"""

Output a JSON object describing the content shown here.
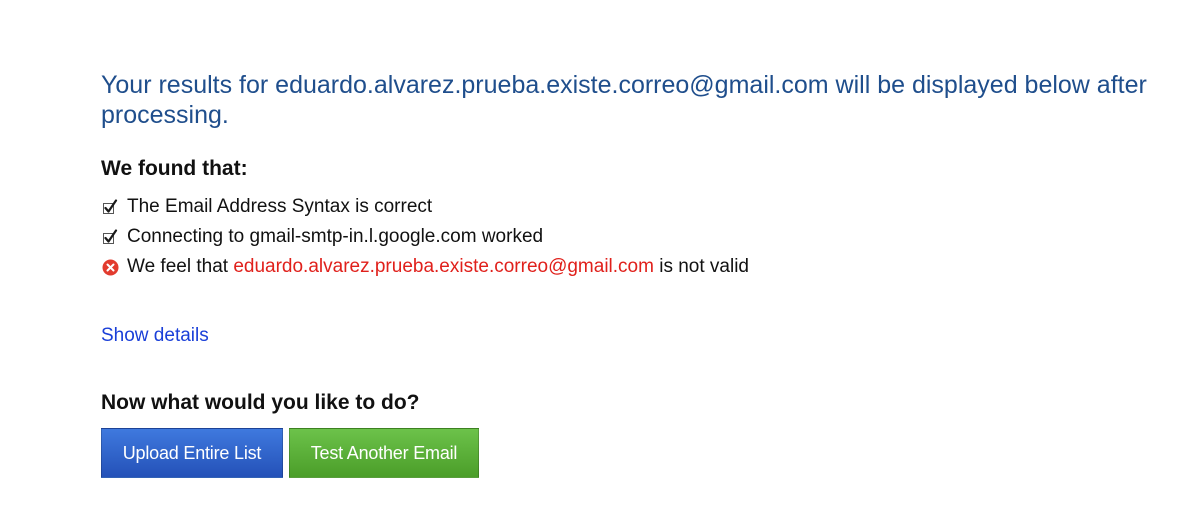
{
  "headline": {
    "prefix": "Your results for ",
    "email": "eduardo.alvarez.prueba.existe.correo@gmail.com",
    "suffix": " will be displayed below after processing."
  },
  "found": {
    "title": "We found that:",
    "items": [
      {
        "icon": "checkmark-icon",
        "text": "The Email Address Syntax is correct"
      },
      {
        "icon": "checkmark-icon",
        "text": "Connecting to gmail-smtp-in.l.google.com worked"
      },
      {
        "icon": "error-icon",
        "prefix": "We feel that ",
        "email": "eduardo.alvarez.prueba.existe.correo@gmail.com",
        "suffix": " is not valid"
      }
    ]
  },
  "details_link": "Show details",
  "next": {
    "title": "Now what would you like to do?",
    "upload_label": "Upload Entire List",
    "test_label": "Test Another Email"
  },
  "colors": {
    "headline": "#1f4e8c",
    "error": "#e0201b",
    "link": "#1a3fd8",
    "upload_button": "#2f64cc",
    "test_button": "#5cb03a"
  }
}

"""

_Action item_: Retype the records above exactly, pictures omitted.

_Written solution_:
Output a JSON object describing the content shown here.
{
  "headline": {
    "prefix": "Your results for ",
    "email": "eduardo.alvarez.prueba.existe.correo@gmail.com",
    "suffix": " will be displayed below after processing."
  },
  "found": {
    "title": "We found that:",
    "items": [
      {
        "icon": "checkmark-icon",
        "text": "The Email Address Syntax is correct"
      },
      {
        "icon": "checkmark-icon",
        "text": "Connecting to gmail-smtp-in.l.google.com worked"
      },
      {
        "icon": "error-icon",
        "prefix": "We feel that ",
        "email": "eduardo.alvarez.prueba.existe.correo@gmail.com",
        "suffix": " is not valid"
      }
    ]
  },
  "details_link": "Show details",
  "next": {
    "title": "Now what would you like to do?",
    "upload_label": "Upload Entire List",
    "test_label": "Test Another Email"
  },
  "colors": {
    "headline": "#1f4e8c",
    "error": "#e0201b",
    "link": "#1a3fd8",
    "upload_button": "#2f64cc",
    "test_button": "#5cb03a"
  }
}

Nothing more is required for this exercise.